*** Block opens ***

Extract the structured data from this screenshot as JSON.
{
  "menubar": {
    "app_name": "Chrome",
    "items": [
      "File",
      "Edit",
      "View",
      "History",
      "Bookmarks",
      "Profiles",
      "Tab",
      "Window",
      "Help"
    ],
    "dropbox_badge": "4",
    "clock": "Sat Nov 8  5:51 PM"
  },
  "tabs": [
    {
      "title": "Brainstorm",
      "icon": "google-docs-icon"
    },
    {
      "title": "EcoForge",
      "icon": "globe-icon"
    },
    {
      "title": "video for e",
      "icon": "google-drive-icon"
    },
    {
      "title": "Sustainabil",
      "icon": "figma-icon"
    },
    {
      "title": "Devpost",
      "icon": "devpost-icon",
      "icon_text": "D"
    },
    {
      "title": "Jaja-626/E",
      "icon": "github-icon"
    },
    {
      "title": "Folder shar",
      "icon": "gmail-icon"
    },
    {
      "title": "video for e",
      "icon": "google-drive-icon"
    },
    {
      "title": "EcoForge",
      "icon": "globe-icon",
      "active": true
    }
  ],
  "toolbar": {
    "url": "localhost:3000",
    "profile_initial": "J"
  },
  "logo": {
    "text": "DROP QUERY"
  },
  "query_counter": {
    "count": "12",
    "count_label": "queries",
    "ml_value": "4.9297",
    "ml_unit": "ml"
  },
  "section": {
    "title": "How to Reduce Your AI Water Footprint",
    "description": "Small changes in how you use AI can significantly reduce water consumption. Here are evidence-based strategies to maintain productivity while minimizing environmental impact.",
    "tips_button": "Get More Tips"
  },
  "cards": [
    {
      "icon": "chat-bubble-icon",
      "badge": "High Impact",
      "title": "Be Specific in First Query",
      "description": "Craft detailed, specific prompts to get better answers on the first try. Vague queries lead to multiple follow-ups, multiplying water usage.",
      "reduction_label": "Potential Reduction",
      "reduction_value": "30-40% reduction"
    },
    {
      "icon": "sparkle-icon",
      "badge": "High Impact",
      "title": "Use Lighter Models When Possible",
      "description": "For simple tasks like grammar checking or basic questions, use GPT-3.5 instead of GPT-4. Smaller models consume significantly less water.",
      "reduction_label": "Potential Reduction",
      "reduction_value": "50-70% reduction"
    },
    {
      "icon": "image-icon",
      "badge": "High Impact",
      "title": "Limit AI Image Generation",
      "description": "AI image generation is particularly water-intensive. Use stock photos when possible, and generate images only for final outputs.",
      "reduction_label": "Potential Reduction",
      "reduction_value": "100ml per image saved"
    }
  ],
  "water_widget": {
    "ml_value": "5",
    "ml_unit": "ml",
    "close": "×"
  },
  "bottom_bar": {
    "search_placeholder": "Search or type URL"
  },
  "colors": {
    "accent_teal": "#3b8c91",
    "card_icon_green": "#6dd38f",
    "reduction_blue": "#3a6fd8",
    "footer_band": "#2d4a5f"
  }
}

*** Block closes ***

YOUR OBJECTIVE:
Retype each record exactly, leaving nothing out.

OUTPUT OF THE EXERCISE:
Extract the structured data from this screenshot as JSON.
{
  "menubar": {
    "app_name": "Chrome",
    "items": [
      "File",
      "Edit",
      "View",
      "History",
      "Bookmarks",
      "Profiles",
      "Tab",
      "Window",
      "Help"
    ],
    "dropbox_badge": "4",
    "clock": "Sat Nov 8  5:51 PM"
  },
  "tabs": [
    {
      "title": "Brainstorm",
      "icon": "google-docs-icon"
    },
    {
      "title": "EcoForge",
      "icon": "globe-icon"
    },
    {
      "title": "video for e",
      "icon": "google-drive-icon"
    },
    {
      "title": "Sustainabil",
      "icon": "figma-icon"
    },
    {
      "title": "Devpost",
      "icon": "devpost-icon",
      "icon_text": "D"
    },
    {
      "title": "Jaja-626/E",
      "icon": "github-icon"
    },
    {
      "title": "Folder shar",
      "icon": "gmail-icon"
    },
    {
      "title": "video for e",
      "icon": "google-drive-icon"
    },
    {
      "title": "EcoForge",
      "icon": "globe-icon",
      "active": true
    }
  ],
  "toolbar": {
    "url": "localhost:3000",
    "profile_initial": "J"
  },
  "logo": {
    "text": "DROP QUERY"
  },
  "query_counter": {
    "count": "12",
    "count_label": "queries",
    "ml_value": "4.9297",
    "ml_unit": "ml"
  },
  "section": {
    "title": "How to Reduce Your AI Water Footprint",
    "description": "Small changes in how you use AI can significantly reduce water consumption. Here are evidence-based strategies to maintain productivity while minimizing environmental impact.",
    "tips_button": "Get More Tips"
  },
  "cards": [
    {
      "icon": "chat-bubble-icon",
      "badge": "High Impact",
      "title": "Be Specific in First Query",
      "description": "Craft detailed, specific prompts to get better answers on the first try. Vague queries lead to multiple follow-ups, multiplying water usage.",
      "reduction_label": "Potential Reduction",
      "reduction_value": "30-40% reduction"
    },
    {
      "icon": "sparkle-icon",
      "badge": "High Impact",
      "title": "Use Lighter Models When Possible",
      "description": "For simple tasks like grammar checking or basic questions, use GPT-3.5 instead of GPT-4. Smaller models consume significantly less water.",
      "reduction_label": "Potential Reduction",
      "reduction_value": "50-70% reduction"
    },
    {
      "icon": "image-icon",
      "badge": "High Impact",
      "title": "Limit AI Image Generation",
      "description": "AI image generation is particularly water-intensive. Use stock photos when possible, and generate images only for final outputs.",
      "reduction_label": "Potential Reduction",
      "reduction_value": "100ml per image saved"
    }
  ],
  "water_widget": {
    "ml_value": "5",
    "ml_unit": "ml",
    "close": "×"
  },
  "bottom_bar": {
    "search_placeholder": "Search or type URL"
  },
  "colors": {
    "accent_teal": "#3b8c91",
    "card_icon_green": "#6dd38f",
    "reduction_blue": "#3a6fd8",
    "footer_band": "#2d4a5f"
  }
}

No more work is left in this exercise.